#### DATA PROVIDED

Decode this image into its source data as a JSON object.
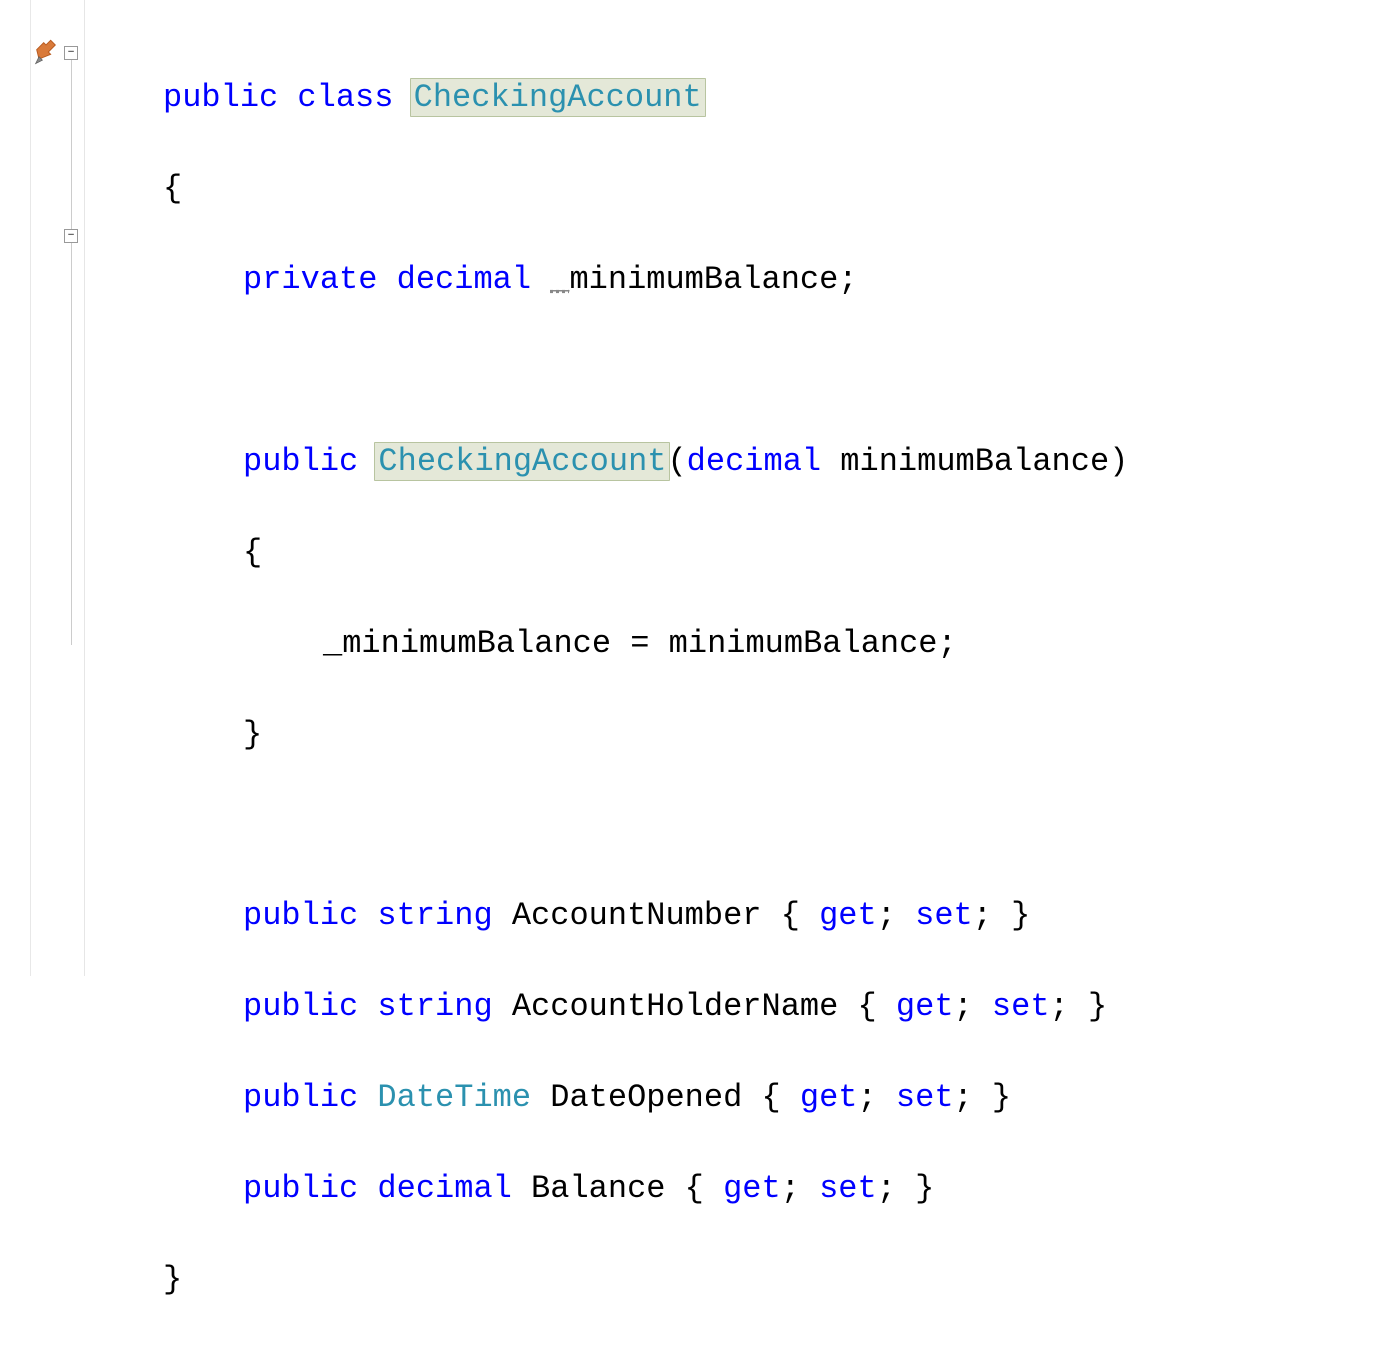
{
  "code": {
    "l1_public": "public",
    "l1_class": "class",
    "l1_name": "CheckingAccount",
    "l2": "{",
    "l3_private": "private",
    "l3_decimal": "decimal",
    "l3_underscore": "_",
    "l3_field": "minimumBalance",
    "l3_semi": ";",
    "l5_public": "public",
    "l5_name": "CheckingAccount",
    "l5_paren_open": "(",
    "l5_decimal": "decimal",
    "l5_param": " minimumBalance)",
    "l6": "{",
    "l7": "_minimumBalance = minimumBalance;",
    "l8": "}",
    "p1_public": "public",
    "p1_type": "string",
    "p1_rest": " AccountNumber { ",
    "p1_get": "get",
    "p1_mid": "; ",
    "p1_set": "set",
    "p1_end": "; }",
    "p2_public": "public",
    "p2_type": "string",
    "p2_rest": " AccountHolderName { ",
    "p2_get": "get",
    "p2_mid": "; ",
    "p2_set": "set",
    "p2_end": "; }",
    "p3_public": "public",
    "p3_type": "DateTime",
    "p3_rest": " DateOpened { ",
    "p3_get": "get",
    "p3_mid": "; ",
    "p3_set": "set",
    "p3_end": "; }",
    "p4_public": "public",
    "p4_type": "decimal",
    "p4_rest": " Balance { ",
    "p4_get": "get",
    "p4_mid": "; ",
    "p4_set": "set",
    "p4_end": "; }",
    "l_close": "}"
  }
}
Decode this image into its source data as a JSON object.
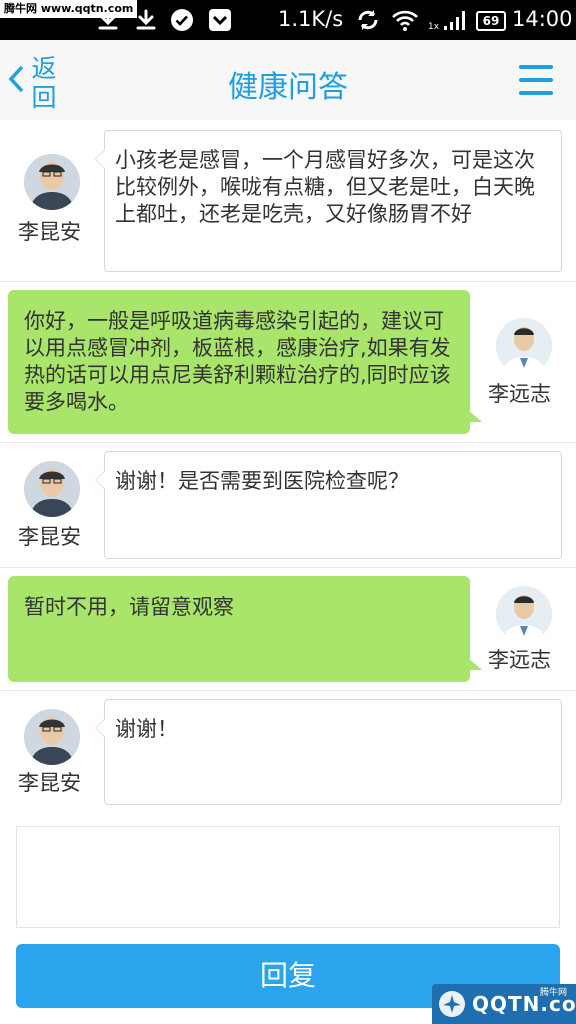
{
  "status_bar": {
    "watermark": "腾牛网 www.qqtn.com",
    "net_speed": "1.1K/s",
    "network_label": "1x",
    "battery": "69",
    "time": "14:00",
    "icons": [
      "download-icon",
      "download-icon",
      "check-circle-icon",
      "chevron-down-icon",
      "sync-icon",
      "wifi-icon",
      "signal-icon",
      "battery-icon"
    ]
  },
  "navbar": {
    "back_label": "返回",
    "title": "健康问答",
    "accent": "#1e9fe0"
  },
  "messages": [
    {
      "sender": "李昆安",
      "side": "left",
      "text": "小孩老是感冒，一个月感冒好多次，可是这次比较例外，喉咙有点糖，但又老是吐，白天晚上都吐，还老是吃壳，又好像肠胃不好"
    },
    {
      "sender": "李远志",
      "side": "right",
      "text": "你好，一般是呼吸道病毒感染引起的，建议可以用点感冒冲剂，板蓝根，感康治疗,如果有发热的话可以用点尼美舒利颗粒治疗的,同时应该要多喝水。"
    },
    {
      "sender": "李昆安",
      "side": "left",
      "text": "谢谢！是否需要到医院检查呢？"
    },
    {
      "sender": "李远志",
      "side": "right",
      "text": "暂时不用，请留意观察"
    },
    {
      "sender": "李昆安",
      "side": "left",
      "text": "谢谢！"
    }
  ],
  "reply": {
    "input_value": "",
    "button_label": "回复",
    "button_color": "#2aa4ec"
  },
  "corner_watermark": {
    "text": "QQTN.com",
    "small": "腾牛网"
  }
}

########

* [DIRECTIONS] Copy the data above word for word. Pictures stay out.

* [RESPONSE BELOW]
Decode this image into its source data as a JSON object.
{
  "code": {
    "l1_public": "public",
    "l1_class": "class",
    "l1_name": "CheckingAccount",
    "l2": "{",
    "l3_private": "private",
    "l3_decimal": "decimal",
    "l3_underscore": "_",
    "l3_field": "minimumBalance",
    "l3_semi": ";",
    "l5_public": "public",
    "l5_name": "CheckingAccount",
    "l5_paren_open": "(",
    "l5_decimal": "decimal",
    "l5_param": " minimumBalance)",
    "l6": "{",
    "l7": "_minimumBalance = minimumBalance;",
    "l8": "}",
    "p1_public": "public",
    "p1_type": "string",
    "p1_rest": " AccountNumber { ",
    "p1_get": "get",
    "p1_mid": "; ",
    "p1_set": "set",
    "p1_end": "; }",
    "p2_public": "public",
    "p2_type": "string",
    "p2_rest": " AccountHolderName { ",
    "p2_get": "get",
    "p2_mid": "; ",
    "p2_set": "set",
    "p2_end": "; }",
    "p3_public": "public",
    "p3_type": "DateTime",
    "p3_rest": " DateOpened { ",
    "p3_get": "get",
    "p3_mid": "; ",
    "p3_set": "set",
    "p3_end": "; }",
    "p4_public": "public",
    "p4_type": "decimal",
    "p4_rest": " Balance { ",
    "p4_get": "get",
    "p4_mid": "; ",
    "p4_set": "set",
    "p4_end": "; }",
    "l_close": "}"
  }
}
Decode this image into its source data as a JSON object.
{
  "status_bar": {
    "watermark": "腾牛网 www.qqtn.com",
    "net_speed": "1.1K/s",
    "network_label": "1x",
    "battery": "69",
    "time": "14:00",
    "icons": [
      "download-icon",
      "download-icon",
      "check-circle-icon",
      "chevron-down-icon",
      "sync-icon",
      "wifi-icon",
      "signal-icon",
      "battery-icon"
    ]
  },
  "navbar": {
    "back_label": "返回",
    "title": "健康问答",
    "accent": "#1e9fe0"
  },
  "messages": [
    {
      "sender": "李昆安",
      "side": "left",
      "text": "小孩老是感冒，一个月感冒好多次，可是这次比较例外，喉咙有点糖，但又老是吐，白天晚上都吐，还老是吃壳，又好像肠胃不好"
    },
    {
      "sender": "李远志",
      "side": "right",
      "text": "你好，一般是呼吸道病毒感染引起的，建议可以用点感冒冲剂，板蓝根，感康治疗,如果有发热的话可以用点尼美舒利颗粒治疗的,同时应该要多喝水。"
    },
    {
      "sender": "李昆安",
      "side": "left",
      "text": "谢谢！是否需要到医院检查呢？"
    },
    {
      "sender": "李远志",
      "side": "right",
      "text": "暂时不用，请留意观察"
    },
    {
      "sender": "李昆安",
      "side": "left",
      "text": "谢谢！"
    }
  ],
  "reply": {
    "input_value": "",
    "button_label": "回复",
    "button_color": "#2aa4ec"
  },
  "corner_watermark": {
    "text": "QQTN.com",
    "small": "腾牛网"
  }
}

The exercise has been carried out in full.